But color is about all these two have in common.

Gay employs her signature sense of whimsy and delight, but this time instead of the found and vintage objects she has used in the past, the Austin artist uses simple art and office supplies. Clear packing tape (miles of it), neon-hued labels, colored paper, cardboard and even a little glitter find their way into Gay's latest creations. And from all these unnatural materials, Gay fashions organic and nature-referencing objects.

It's consumer culture masquerading as nature — cheap stuff deployed in our age of economic limitations to make lovely emblems to the natural world. Rainbows, lightning bolts and clouds are cartoonishly rendered in chunky shapes then assembled in layered compositions. Or Gay crafts alluring orbs of various sizes and shapes, stacking them in different arrangements on the gallery floor. In one such arrangement, ‘Zasterous,' more than 100 brightly colored orbs make an mound in one corner of the gallery.

And everything — the layered rainbows, the orbs — is wrapped again and again with clear packing tape. Gay's ersatz natural objects might be joyful, but they are hermetically sealed. For our protection or for that of the objects?

Uhlir, in his first showing at d. Berman, is a storyteller. But in his series of paintings — called ‘Relatively Epic' — the complete story is kept elusively out of reach.

Uhlir's meticulously stylized gouches and oils — with scrupulously pristine surfaces — mirror the look of 1980s television cartoons. Of varying sizes and shapes, Uhlir's canvases spill out in a chronological order of sorts, provided you look for the thread of the storyline Uhlir presents. The tale is something about twins — one representing rationality, the other creativity — separated at birth in a mythological world and then reunite.

But lacking any kind of detailed explanation from Uhlir, except for his crazy titles such as ‘Abandoned at Birth, the Daughter Will Grow Up Without Her Brother (Twins Aren't for Everyone), the tale leaves plenty of room for viewers to fill in with their own imagination.

And that's just fine. After all, isn't everyone's reality a mythology of their own making?
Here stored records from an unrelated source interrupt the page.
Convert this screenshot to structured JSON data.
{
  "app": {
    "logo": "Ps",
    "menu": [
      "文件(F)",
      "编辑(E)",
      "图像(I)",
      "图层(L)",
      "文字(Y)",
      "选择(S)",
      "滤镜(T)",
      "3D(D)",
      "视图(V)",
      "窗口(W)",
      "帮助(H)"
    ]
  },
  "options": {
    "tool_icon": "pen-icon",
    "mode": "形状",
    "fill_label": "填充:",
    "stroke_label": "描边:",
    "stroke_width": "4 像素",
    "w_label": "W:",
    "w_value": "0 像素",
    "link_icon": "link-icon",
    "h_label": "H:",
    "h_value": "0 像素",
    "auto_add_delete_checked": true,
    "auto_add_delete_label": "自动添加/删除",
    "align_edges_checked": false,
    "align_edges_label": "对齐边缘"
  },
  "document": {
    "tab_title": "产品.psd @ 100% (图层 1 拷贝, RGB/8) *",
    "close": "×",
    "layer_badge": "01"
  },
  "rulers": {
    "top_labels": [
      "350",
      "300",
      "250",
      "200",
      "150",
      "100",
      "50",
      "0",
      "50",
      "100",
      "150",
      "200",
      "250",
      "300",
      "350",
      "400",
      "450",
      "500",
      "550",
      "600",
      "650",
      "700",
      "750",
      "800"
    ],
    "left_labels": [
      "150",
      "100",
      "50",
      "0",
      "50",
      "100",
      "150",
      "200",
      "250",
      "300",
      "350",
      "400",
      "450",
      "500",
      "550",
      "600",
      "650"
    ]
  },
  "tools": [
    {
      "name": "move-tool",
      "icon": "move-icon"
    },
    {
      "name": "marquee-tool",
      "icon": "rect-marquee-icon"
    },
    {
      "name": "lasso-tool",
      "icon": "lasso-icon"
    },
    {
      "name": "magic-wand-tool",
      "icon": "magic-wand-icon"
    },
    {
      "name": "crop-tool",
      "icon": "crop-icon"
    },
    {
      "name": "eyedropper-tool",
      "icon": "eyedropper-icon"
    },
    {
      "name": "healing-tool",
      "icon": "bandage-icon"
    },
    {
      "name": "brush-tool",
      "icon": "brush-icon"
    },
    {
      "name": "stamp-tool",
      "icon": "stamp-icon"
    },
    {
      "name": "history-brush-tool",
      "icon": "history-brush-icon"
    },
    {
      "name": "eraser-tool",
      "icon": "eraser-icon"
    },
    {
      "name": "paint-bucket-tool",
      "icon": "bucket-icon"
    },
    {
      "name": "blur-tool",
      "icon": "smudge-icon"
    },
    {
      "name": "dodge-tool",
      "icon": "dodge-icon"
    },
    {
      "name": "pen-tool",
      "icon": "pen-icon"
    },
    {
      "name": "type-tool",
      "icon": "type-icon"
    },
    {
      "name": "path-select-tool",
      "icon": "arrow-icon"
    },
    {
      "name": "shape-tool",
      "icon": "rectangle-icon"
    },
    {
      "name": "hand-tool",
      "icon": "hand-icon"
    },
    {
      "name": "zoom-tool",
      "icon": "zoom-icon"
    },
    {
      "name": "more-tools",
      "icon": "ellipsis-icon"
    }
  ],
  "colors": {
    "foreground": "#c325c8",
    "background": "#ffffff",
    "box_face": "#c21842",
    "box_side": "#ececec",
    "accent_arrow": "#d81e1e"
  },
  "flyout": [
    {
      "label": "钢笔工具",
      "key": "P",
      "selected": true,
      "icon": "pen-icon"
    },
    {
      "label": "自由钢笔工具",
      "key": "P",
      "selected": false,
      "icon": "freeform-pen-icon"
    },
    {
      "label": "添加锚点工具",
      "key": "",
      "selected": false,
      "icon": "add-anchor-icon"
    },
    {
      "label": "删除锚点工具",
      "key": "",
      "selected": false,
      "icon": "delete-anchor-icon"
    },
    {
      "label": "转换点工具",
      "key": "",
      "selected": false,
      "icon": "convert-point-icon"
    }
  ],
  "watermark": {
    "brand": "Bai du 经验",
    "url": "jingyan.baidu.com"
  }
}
'New Work: Faith Gay and Raymond Uhlir'

Continues from noon to 5 p.m. Tuesdays-Saturdays or by appointment through Saturday at d. Berman Gallery, 1701 Guadalupe St. 477-8877, www.dbermangallery.com .